“I think you would be better served to try to educate the bettors than trying to manipulate how the drivers are driving the races,” said Nancy Takter, trainer of One Eight Hundred. “We have to teach people or inform people on a kindergarten level. I think we’re trying to teach them like they have a PhD and they don’t. We’re over complicating it for them.
“That’s why I went right out and said it in the [Dave Brower] race review [in the program] that the horse is going to race off a helmet. I didn’t spend four months to have my horse gutted to go fast to the half to get hung out there and have him stop again. I wanted him to pass horses finishing.”
Takter believes One Eight Hundred could have won that race if the fractions had set up more favorably for him, but even with her pre-race explanations, she was still skewered on social media.
“I got so much hate mail after his race,” said Takter. “He wasn’t even off the track yet and messenger was going off on my phone. ‘You and Dex stiffed that one. Thanks for screwing the public.’ And I was like, no, I informed you that was going to happen.”
Brett Pelling, trainer of Test Of Faith, thinks the rules need to be in the program so that every bettor knows what’s going on.
“Our business revolves around one thing, and that’s the gambler,” said Pelling. “And [The Meadowlands] needs to program that information so that Joe Blow knows about it. People need
In regard to Test Of Faith’s first start, Pelling had no intention of having her leave and made sure he and driver David Miller were on the same page.
“David, there’s no frigging way in the world that you’re going forward out of the gate,” said Pelling. “You understand that, right? And he’s like ‘I know. That’s what I was going to do anyway. I don’t want to get parked.’”
Both Takter and Pelling would like to see drivers given more leeway to make strategic race choices.
“This may be a bad analogy, but if you have a performer like Madonna and you tell her, You have to do your routine this way,’ you’re taking away what makes her, her,” said Takter. “There has never, ever, ever, been a moment where I have questioned any of my drivers’ desire to win a race.”
“These are the best drivers in the world,” said Pelling. “They are the crème de la crème that know what they’re doing and they’re out there to win. They’re competing. There’s no losing driving fee in America. You don’t get a losing driving fee.

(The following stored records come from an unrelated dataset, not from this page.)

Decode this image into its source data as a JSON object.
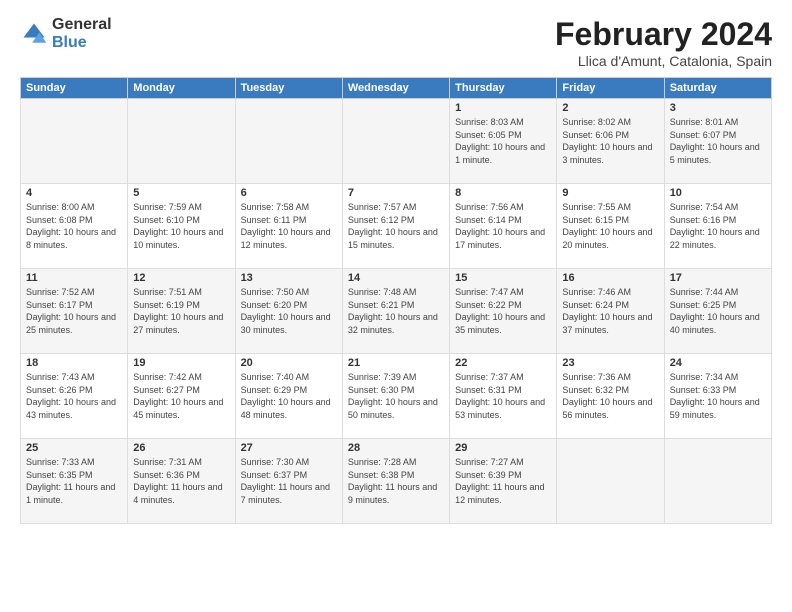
{
  "logo": {
    "general": "General",
    "blue": "Blue"
  },
  "header": {
    "title": "February 2024",
    "location": "Llica d'Amunt, Catalonia, Spain"
  },
  "columns": [
    "Sunday",
    "Monday",
    "Tuesday",
    "Wednesday",
    "Thursday",
    "Friday",
    "Saturday"
  ],
  "weeks": [
    [
      {
        "day": "",
        "info": ""
      },
      {
        "day": "",
        "info": ""
      },
      {
        "day": "",
        "info": ""
      },
      {
        "day": "",
        "info": ""
      },
      {
        "day": "1",
        "info": "Sunrise: 8:03 AM\nSunset: 6:05 PM\nDaylight: 10 hours\nand 1 minute."
      },
      {
        "day": "2",
        "info": "Sunrise: 8:02 AM\nSunset: 6:06 PM\nDaylight: 10 hours\nand 3 minutes."
      },
      {
        "day": "3",
        "info": "Sunrise: 8:01 AM\nSunset: 6:07 PM\nDaylight: 10 hours\nand 5 minutes."
      }
    ],
    [
      {
        "day": "4",
        "info": "Sunrise: 8:00 AM\nSunset: 6:08 PM\nDaylight: 10 hours\nand 8 minutes."
      },
      {
        "day": "5",
        "info": "Sunrise: 7:59 AM\nSunset: 6:10 PM\nDaylight: 10 hours\nand 10 minutes."
      },
      {
        "day": "6",
        "info": "Sunrise: 7:58 AM\nSunset: 6:11 PM\nDaylight: 10 hours\nand 12 minutes."
      },
      {
        "day": "7",
        "info": "Sunrise: 7:57 AM\nSunset: 6:12 PM\nDaylight: 10 hours\nand 15 minutes."
      },
      {
        "day": "8",
        "info": "Sunrise: 7:56 AM\nSunset: 6:14 PM\nDaylight: 10 hours\nand 17 minutes."
      },
      {
        "day": "9",
        "info": "Sunrise: 7:55 AM\nSunset: 6:15 PM\nDaylight: 10 hours\nand 20 minutes."
      },
      {
        "day": "10",
        "info": "Sunrise: 7:54 AM\nSunset: 6:16 PM\nDaylight: 10 hours\nand 22 minutes."
      }
    ],
    [
      {
        "day": "11",
        "info": "Sunrise: 7:52 AM\nSunset: 6:17 PM\nDaylight: 10 hours\nand 25 minutes."
      },
      {
        "day": "12",
        "info": "Sunrise: 7:51 AM\nSunset: 6:19 PM\nDaylight: 10 hours\nand 27 minutes."
      },
      {
        "day": "13",
        "info": "Sunrise: 7:50 AM\nSunset: 6:20 PM\nDaylight: 10 hours\nand 30 minutes."
      },
      {
        "day": "14",
        "info": "Sunrise: 7:48 AM\nSunset: 6:21 PM\nDaylight: 10 hours\nand 32 minutes."
      },
      {
        "day": "15",
        "info": "Sunrise: 7:47 AM\nSunset: 6:22 PM\nDaylight: 10 hours\nand 35 minutes."
      },
      {
        "day": "16",
        "info": "Sunrise: 7:46 AM\nSunset: 6:24 PM\nDaylight: 10 hours\nand 37 minutes."
      },
      {
        "day": "17",
        "info": "Sunrise: 7:44 AM\nSunset: 6:25 PM\nDaylight: 10 hours\nand 40 minutes."
      }
    ],
    [
      {
        "day": "18",
        "info": "Sunrise: 7:43 AM\nSunset: 6:26 PM\nDaylight: 10 hours\nand 43 minutes."
      },
      {
        "day": "19",
        "info": "Sunrise: 7:42 AM\nSunset: 6:27 PM\nDaylight: 10 hours\nand 45 minutes."
      },
      {
        "day": "20",
        "info": "Sunrise: 7:40 AM\nSunset: 6:29 PM\nDaylight: 10 hours\nand 48 minutes."
      },
      {
        "day": "21",
        "info": "Sunrise: 7:39 AM\nSunset: 6:30 PM\nDaylight: 10 hours\nand 50 minutes."
      },
      {
        "day": "22",
        "info": "Sunrise: 7:37 AM\nSunset: 6:31 PM\nDaylight: 10 hours\nand 53 minutes."
      },
      {
        "day": "23",
        "info": "Sunrise: 7:36 AM\nSunset: 6:32 PM\nDaylight: 10 hours\nand 56 minutes."
      },
      {
        "day": "24",
        "info": "Sunrise: 7:34 AM\nSunset: 6:33 PM\nDaylight: 10 hours\nand 59 minutes."
      }
    ],
    [
      {
        "day": "25",
        "info": "Sunrise: 7:33 AM\nSunset: 6:35 PM\nDaylight: 11 hours\nand 1 minute."
      },
      {
        "day": "26",
        "info": "Sunrise: 7:31 AM\nSunset: 6:36 PM\nDaylight: 11 hours\nand 4 minutes."
      },
      {
        "day": "27",
        "info": "Sunrise: 7:30 AM\nSunset: 6:37 PM\nDaylight: 11 hours\nand 7 minutes."
      },
      {
        "day": "28",
        "info": "Sunrise: 7:28 AM\nSunset: 6:38 PM\nDaylight: 11 hours\nand 9 minutes."
      },
      {
        "day": "29",
        "info": "Sunrise: 7:27 AM\nSunset: 6:39 PM\nDaylight: 11 hours\nand 12 minutes."
      },
      {
        "day": "",
        "info": ""
      },
      {
        "day": "",
        "info": ""
      }
    ]
  ]
}
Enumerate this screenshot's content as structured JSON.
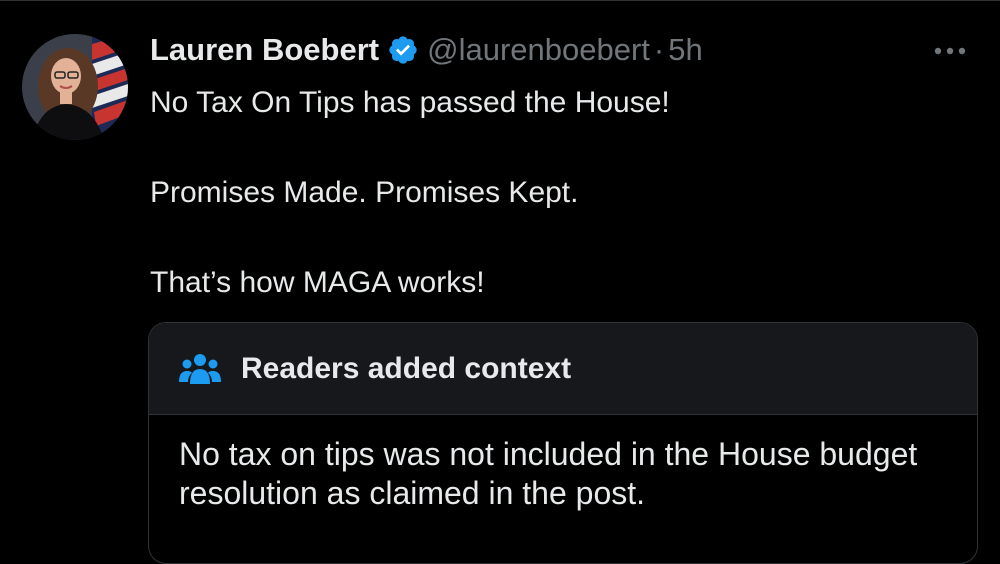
{
  "post": {
    "display_name": "Lauren Boebert",
    "handle": "@laurenboebert",
    "separator": "·",
    "time": "5h",
    "verified_icon": "verified-badge-icon",
    "more_icon": "more-options-icon",
    "text_lines": [
      "No Tax On Tips has passed the House!",
      "Promises Made. Promises Kept.",
      "That’s how MAGA works!"
    ]
  },
  "community_note": {
    "icon": "people-icon",
    "title": "Readers added context",
    "body": "No tax on tips was not included in the House budget resolution as claimed in the post."
  },
  "colors": {
    "background": "#000000",
    "text_primary": "#e7e9ea",
    "text_secondary": "#71767b",
    "accent_blue": "#1d9bf0",
    "border": "#2f3336",
    "note_header_bg": "#16181c"
  }
}
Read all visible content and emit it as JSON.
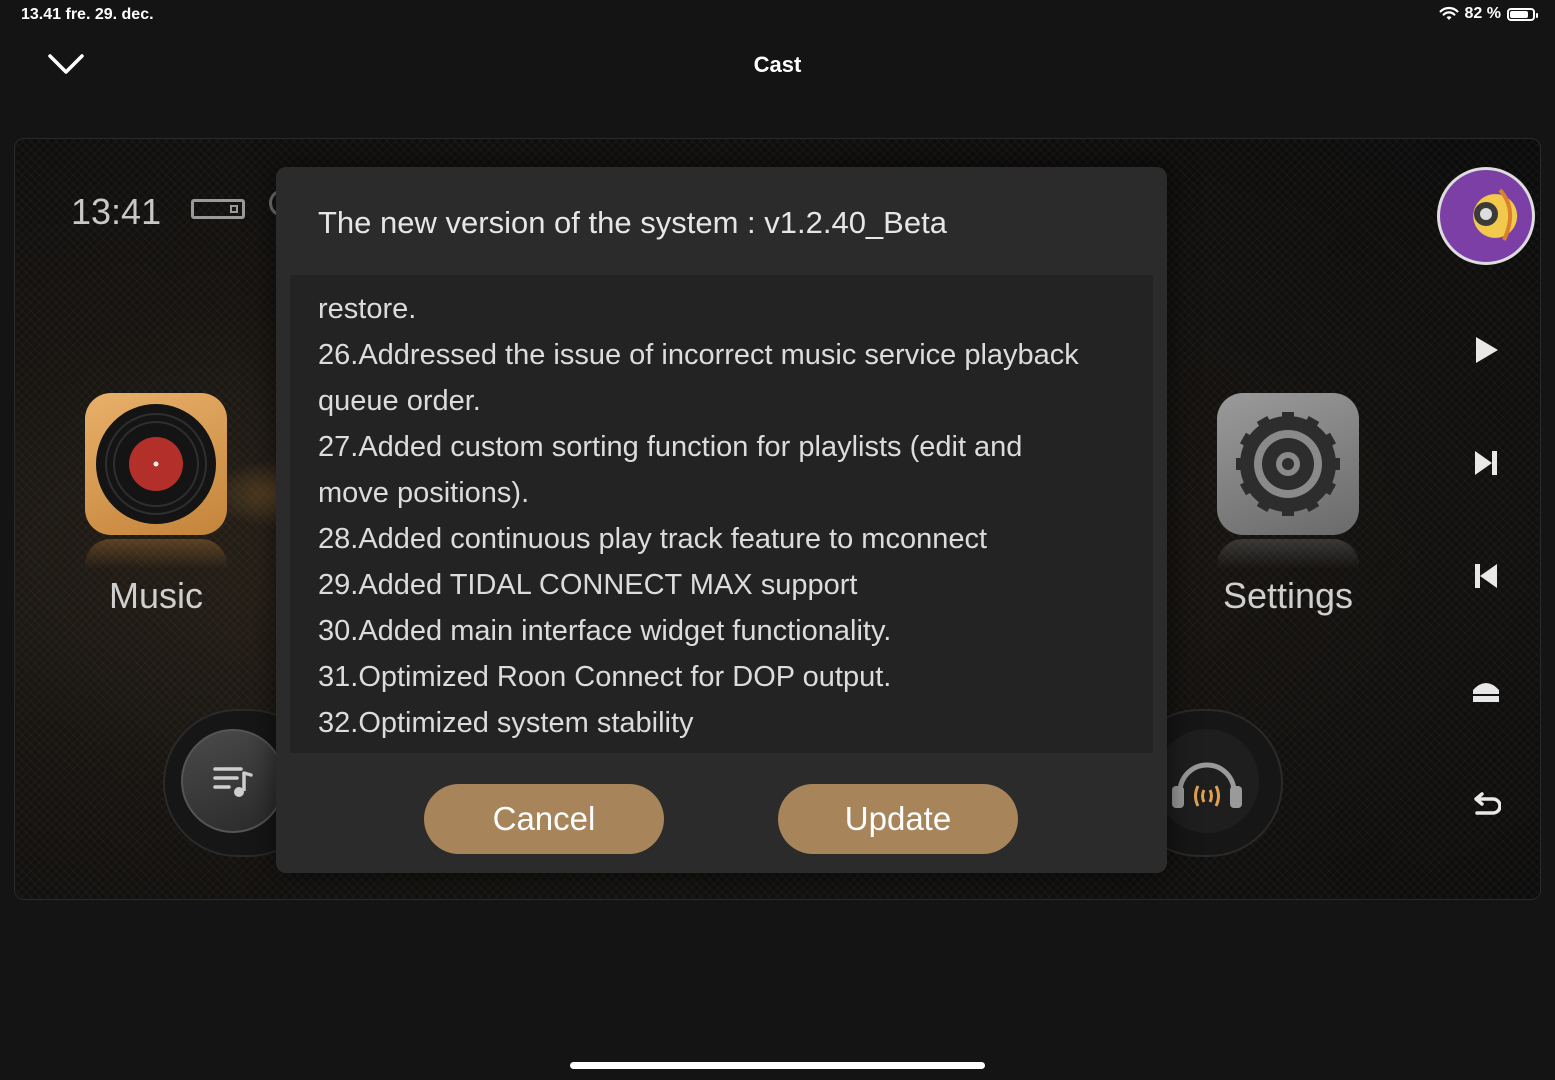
{
  "status_bar": {
    "time_date": "13.41   fre. 29. dec.",
    "battery_text": "82 %",
    "battery_level": 0.82
  },
  "header": {
    "title": "Cast",
    "collapse_icon": "chevron-down-icon"
  },
  "device": {
    "time": "13:41",
    "apps": [
      {
        "label": "Music",
        "icon": "vinyl-record-icon"
      },
      {
        "label": "Settings",
        "icon": "gear-icon"
      }
    ],
    "side_controls": [
      "play-icon",
      "skip-next-icon",
      "skip-previous-icon",
      "home-icon",
      "back-icon"
    ]
  },
  "dialog": {
    "title": "The new version of the system :  v1.2.40_Beta",
    "notes": [
      "restore.",
      "26.Addressed the issue of incorrect music service playback",
      "queue order.",
      "27.Added custom sorting function for playlists (edit and",
      "move positions).",
      "28.Added continuous play track feature to mconnect",
      "29.Added TIDAL CONNECT  MAX support",
      "30.Added main interface widget functionality.",
      "31.Optimized Roon Connect for DOP output.",
      "32.Optimized system stability"
    ],
    "cancel_label": "Cancel",
    "update_label": "Update",
    "button_color": "#a8845a"
  }
}
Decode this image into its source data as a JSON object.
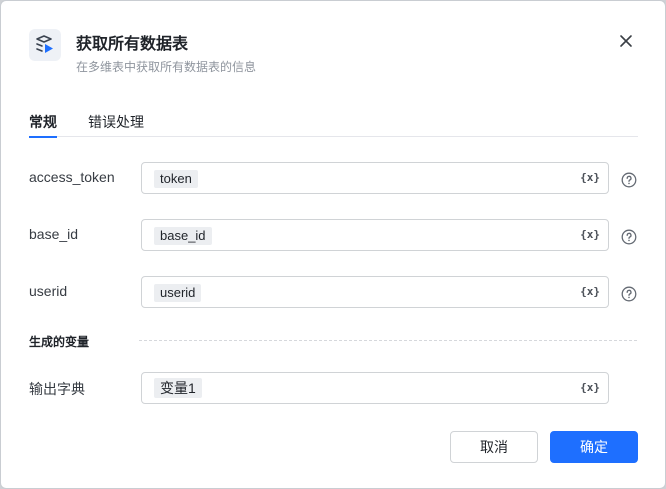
{
  "dialog": {
    "title": "获取所有数据表",
    "subtitle": "在多维表中获取所有数据表的信息",
    "header_icon": "table-stack-icon",
    "close_icon": "close-icon"
  },
  "tabs": [
    {
      "label": "常规",
      "active": true
    },
    {
      "label": "错误处理",
      "active": false
    }
  ],
  "fields": [
    {
      "label": "access_token",
      "value": "token",
      "var_icon": "{x}"
    },
    {
      "label": "base_id",
      "value": "base_id",
      "var_icon": "{x}"
    },
    {
      "label": "userid",
      "value": "userid",
      "var_icon": "{x}"
    }
  ],
  "output": {
    "section_title": "生成的变量",
    "label": "输出字典",
    "value": "变量1",
    "var_icon": "{x}"
  },
  "footer": {
    "cancel_label": "取消",
    "ok_label": "确定"
  },
  "colors": {
    "accent": "#1e6fff",
    "text": "#1f2329",
    "muted": "#8f959e"
  }
}
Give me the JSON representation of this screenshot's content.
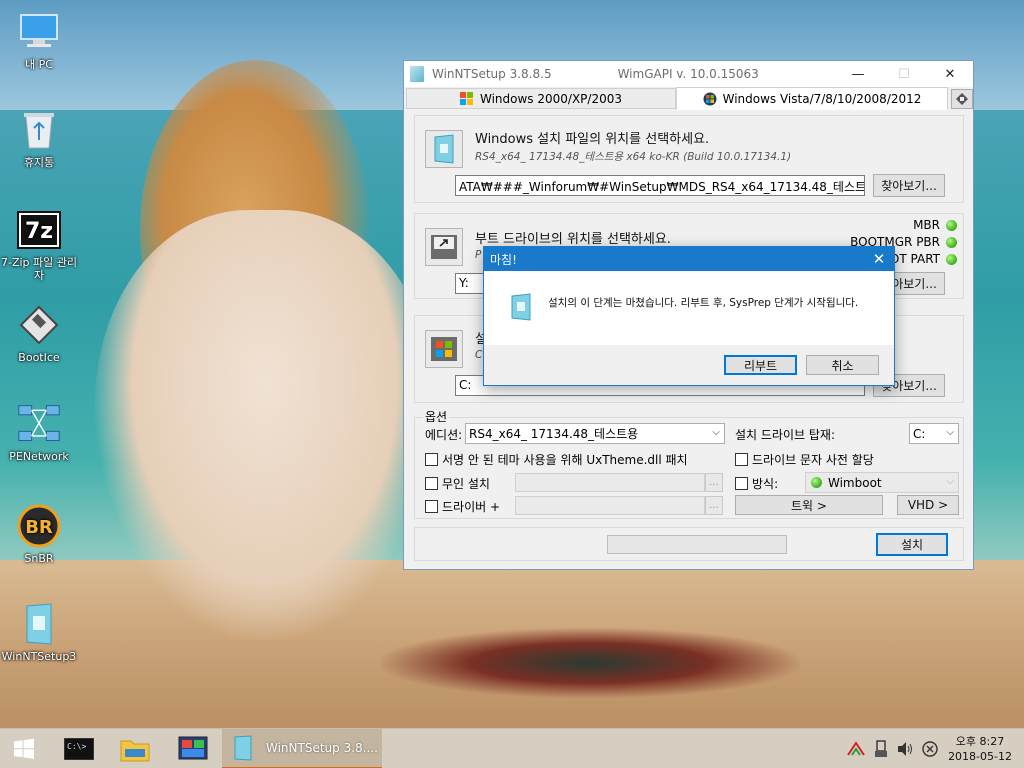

The only time you get paid is you finish fifth or better.”
Takter also suggested that if a driver doesn’t keep a hole closed and a horse drops in, that driver should be interviewed live following that race to see why it happened.
Stark doesn’t think that The Meadowlands is obliged to take people by the hand and tell them what the rules are and what to be wary of.
“It’s gambling and we’ve been doing it for a long time and if you’re dipping your toe into the pools and you’re betting any money beyond a $2 show bet, you should have a certain understanding of what a horse’s first start out for a stakes performer may include,” said Stark. “If you analyze the Pelling and David Miller situation, they will almost always give one a fairly easy race first start, especially one of that quality.
“I’m not sure if I bet against One Eight Hundred, but I’m pretty sure I did and I certainly bet against Test Of Faith, even though she’s as good a horse as can look through a bridle. Only because she’d have to come so far and she wasn’t in by herself.”
In regard to properly explaining things to our fans, Campbell thinks you can never go wrong giving more information.
“We’ve done a terrible job about that over the years,” said Campbell. “We should have started that in the 1960s. My opinion and the participants opinion are really moot. It’s what the bettors want and expect. That’s who we should be listening to.”